Stephen Colbert, the true-blue Democrat who plays a truly wacky Republican on his Comedy Central faux news show, provided a revealing insight into the political divide Tuesday. It came during his "Better Know a District" interview with U.S. Rep Tammy Duckworth (D-Ill.).
Colbert asked for Duckworth's position on border security before providing his own border demands: "Wall, moat filled with flames, fire-proof alligators."
Duckworth stuck to the standard Democratic line: "I think we're doing a pretty good job of securing the borders now." When Colbert asked if she favored a wall she responded with a verbal shrug and her bottom line. "You know, if a wall makes somebody happy ... then fine, but as long as we have comprehensive immigration reform."
That was an honest statement of the prevailing Democratic sensibility on immigration reform. It was also an interesting contrast with the prevailing Republican sensibility.
For Democrats, the essence of "comprehensive reform" is the maximization of green cards for vulnerable people, especially those who have already come to the United States illegally. Many Democrats would rather not enforce laws that regulate the right to come here. They are willing to go along, reluctantly, with enforcement — or at least appear to go along — as long as they get what they most want.
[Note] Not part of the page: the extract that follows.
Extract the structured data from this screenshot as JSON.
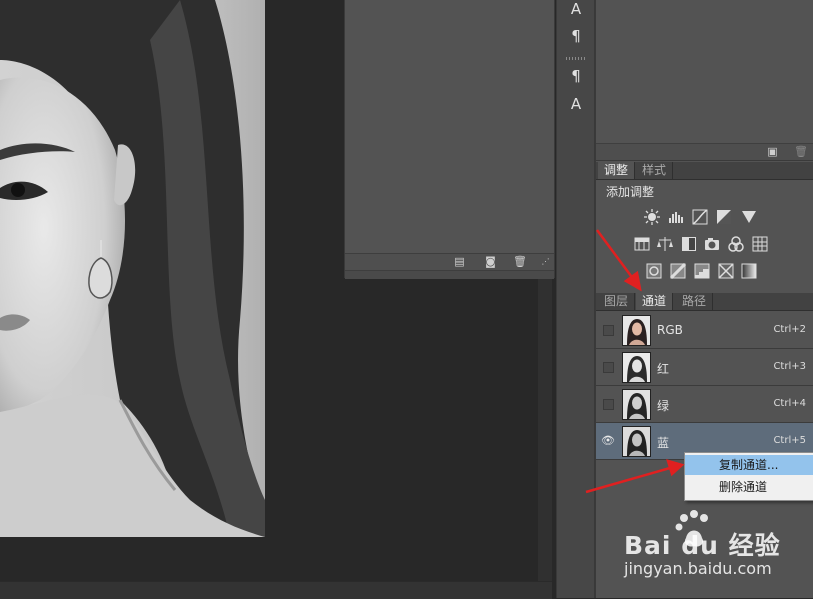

That combination of "all-in" for amnesty and "well, if I have to" enforcement was the poison that killed the Immigration Reform and Control Act of 1986. That notoriously mis-named legislation's promise of amnesty was amply fulfilled, while its promise of enforcement died of neglect or deliberate subversion by those who equated enforcement with discrimination, or thought immigration is a human right, or cheap labor was a natural right for the business class.
Rep. Duckworth was candid with Colbert. The sensibility she represents runs deep in her party. Meanwhile, socially conservative Republicans — at least those not committed to the Chamber of Commerce — believe that unless immigration is regulated it can be disruptive and overwhelm the nation's capacity to integrate newcomers, especially those who are poor and poorly educated. (Some contrarian liberals of moderate sensibility, me included, side with the social conservatives on this one.)
Colbert, of course, thinks Republican concerns are absurd. That's why he talks about fire-proof alligators. That's why I'd like to see a true-blue conservative or liberal contrarian step up with a mirror-image of "The Colbert Report". They could have fun by offering this recipe for border security: pedicures for those who cross illegally, Border Patrol escorts to the U.S. destination of their choice, and interviews with employers who can't get enough of workers who will take $7.25 an hour.